It was still very possible, but Wes Durston didn't look fit to me last night and was out of sorts at the crease. Whether going in at five 'threw' him I don't know, but nine off seventeen balls was not part of the script and was pretty much diametrically opposed to the Wes we have grown to love. Shiv Thakor, who scores quickly most of the time, played a horrid shot that can only be part of the village green coaching manual.
It spiralled from there and we all know the result. The injury to Harvey Hosein highlighted the importance of a quality wicket-keeper batsman for next summer, in that we can't assume a young lad of talent will get through a summer unscathed. We were a bowler short too, making the decision of Wes not to turn his arm over puzzling. For Lancashire, Kyle Jarvis looked the 'go to' bowler of quality that I have previously suggested we need for another year and rendered our final power play effort as effective as a fly swatter for a swarm of bees.
Time to regroup, clear heads, focus. I accept it is easy from the boundary edge or armchair to criticise, but the players work on scenarios and situations all winter and in training. They should be prepared for and be better able to handle, those like last night, which too often happen in front of TV cameras.
It leaves a big job in restoring confidence for John Sadler over the next two days. Finding a wicket-keeper is number one, because I find it hard to believe, despite last night's piece in the Derby Telegraph, that a lad who can only hold a bat with one hand on Wednesday night will be fit for three big games on Friday, Sunday and Monday.

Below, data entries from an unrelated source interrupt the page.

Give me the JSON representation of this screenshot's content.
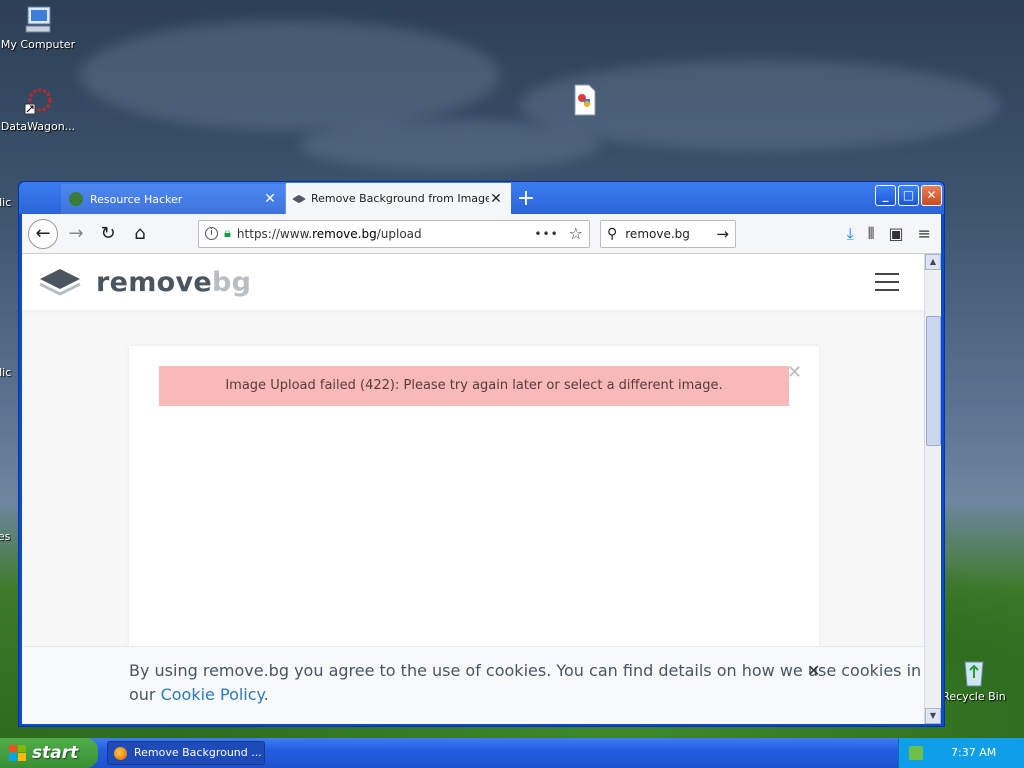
{
  "desktop": {
    "icons": [
      {
        "label": "My Computer"
      },
      {
        "label": "DataWagon..."
      },
      {
        "label": "Recycle Bin"
      }
    ],
    "partial_labels": [
      "Mic",
      "Mic",
      "res"
    ]
  },
  "browser": {
    "tabs": [
      {
        "label": "Resource Hacker",
        "active": false
      },
      {
        "label": "Remove Background from Image",
        "active": true
      }
    ],
    "new_tab": "+",
    "url_prefix": "https://www.",
    "url_domain": "remove.bg",
    "url_path": "/upload",
    "search_value": "remove.bg"
  },
  "page": {
    "logo_main": "remove",
    "logo_accent": "bg",
    "alert_text": "Image Upload failed (422): Please try again later or select a different image.",
    "cookie_text": "By using remove.bg you agree to the use of cookies. You can find details on how we use cookies in our ",
    "cookie_link": "Cookie Policy",
    "cookie_end": "."
  },
  "taskbar": {
    "start_label": "start",
    "task_label": "Remove Background ...",
    "clock": "7:37 AM"
  },
  "colors": {
    "alert_bg": "#f8b9b9",
    "link": "#2b7bbd",
    "xp_blue": "#245ee0",
    "start_green": "#3a8f34"
  }
}
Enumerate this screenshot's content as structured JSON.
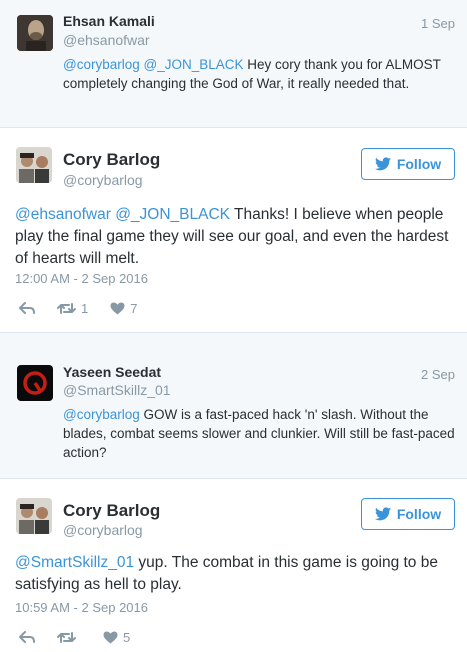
{
  "tweets": [
    {
      "kind": "reply",
      "name": "Ehsan Kamali",
      "handle": "@ehsanofwar",
      "date": "1 Sep",
      "text_parts": [
        {
          "t": "@corybarlog",
          "m": true
        },
        {
          "t": " ",
          "m": false
        },
        {
          "t": "@_JON_BLACK",
          "m": true
        },
        {
          "t": " Hey cory thank you for ALMOST completely changing the God of War, it really needed that.",
          "m": false
        }
      ]
    },
    {
      "kind": "main",
      "name": "Cory Barlog",
      "handle": "@corybarlog",
      "follow_label": "Follow",
      "text_parts": [
        {
          "t": "@ehsanofwar",
          "m": true
        },
        {
          "t": " ",
          "m": false
        },
        {
          "t": "@_JON_BLACK",
          "m": true
        },
        {
          "t": " Thanks! I believe when people play the final game they will see our goal, and even the hardest of hearts will melt.",
          "m": false
        }
      ],
      "timestamp": "12:00 AM - 2 Sep 2016",
      "retweets": "1",
      "likes": "7"
    },
    {
      "kind": "reply",
      "name": "Yaseen Seedat",
      "handle": "@SmartSkillz_01",
      "date": "2 Sep",
      "text_parts": [
        {
          "t": "@corybarlog",
          "m": true
        },
        {
          "t": " GOW is a fast-paced hack 'n' slash. Without the blades, combat seems slower and clunkier. Will still be fast-paced action?",
          "m": false
        }
      ]
    },
    {
      "kind": "main",
      "name": "Cory Barlog",
      "handle": "@corybarlog",
      "follow_label": "Follow",
      "text_parts": [
        {
          "t": "@SmartSkillz_01",
          "m": true
        },
        {
          "t": " yup. The combat in this game is going to be satisfying as hell to play.",
          "m": false
        }
      ],
      "timestamp": "10:59 AM - 2 Sep 2016",
      "retweets": "",
      "likes": "5"
    }
  ],
  "colors": {
    "link": "#3b94d9",
    "muted": "#8899a6",
    "text": "#292f33",
    "reply_bg": "#f5f8fa"
  },
  "icons": {
    "reply": "reply-icon",
    "retweet": "retweet-icon",
    "like": "heart-icon",
    "follow": "twitter-bird-icon"
  }
}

I don't suppose Quinton de Kock is visiting his granny in Crich, by any chance?